Linguistic divisions

The news these days has had me thinking, and it finally made me realize something.

You see, I despise the [Whatever-American] terminology for ethnicity. Asian-American, African-American, all those. Hate those terms with a passion. And I’ve finally figured out why.

They’re dangerous. The whole non-racist/post-racial society that we want? Those terms are detrimental to the whole thing.

Why? Because they’re hideously racist. And even worse, they’re insidiously racist.

Because they imply, by definition, that white is some sort of default. "Oh, if you’re white, you’re just American. It’s everyone else who needs to be specially identified."

That sort of thinking is what keeps "us vs. them" alive, even in the minds of people who otherwise aren’t prejudiced. It’s the sort of thinking that leads to people assuming that all characters in books have to be white, or casting Sigourney Weaver as an Biblical African queen.
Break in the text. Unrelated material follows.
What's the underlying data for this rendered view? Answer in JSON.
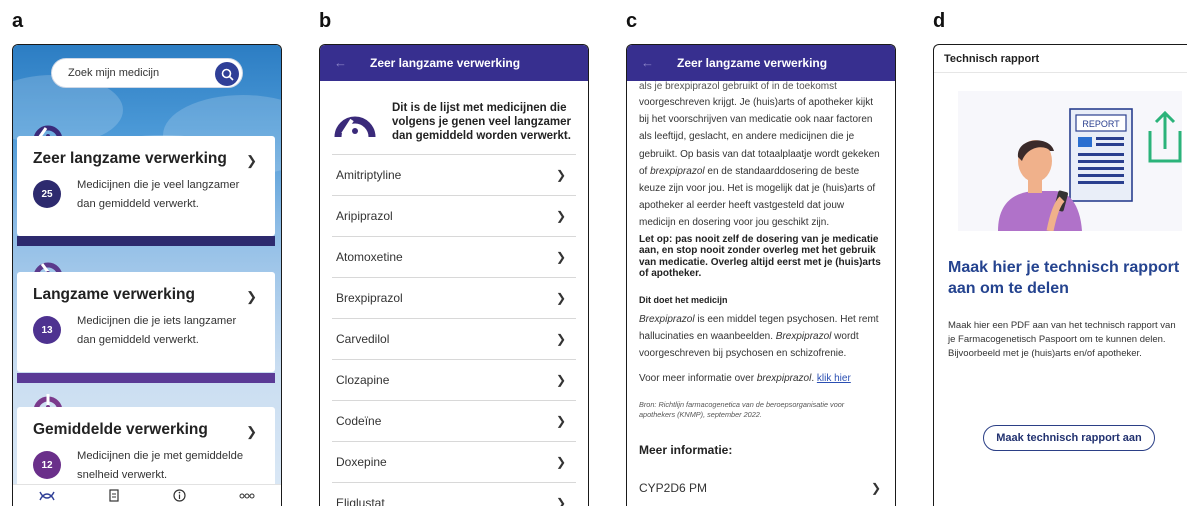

When was the last time you heard someone referred to as a Caucasian-American? You haven’t, or at least not often, because the language itself has trained us to think of "Caucasian" as the unspoken default. We’ve already learned, throughout history, that you cannot have "separate but equal." So how can we possibly reach equality when the language itself works at keeping us separate?

If you’re an American citizen, you should be an American. Period. Ethnicity should have no bearing on it, and the terminology for ethnicity should not draw on citizenship.

There is no "default" except human. Our language needs to reflect that, not cloud it.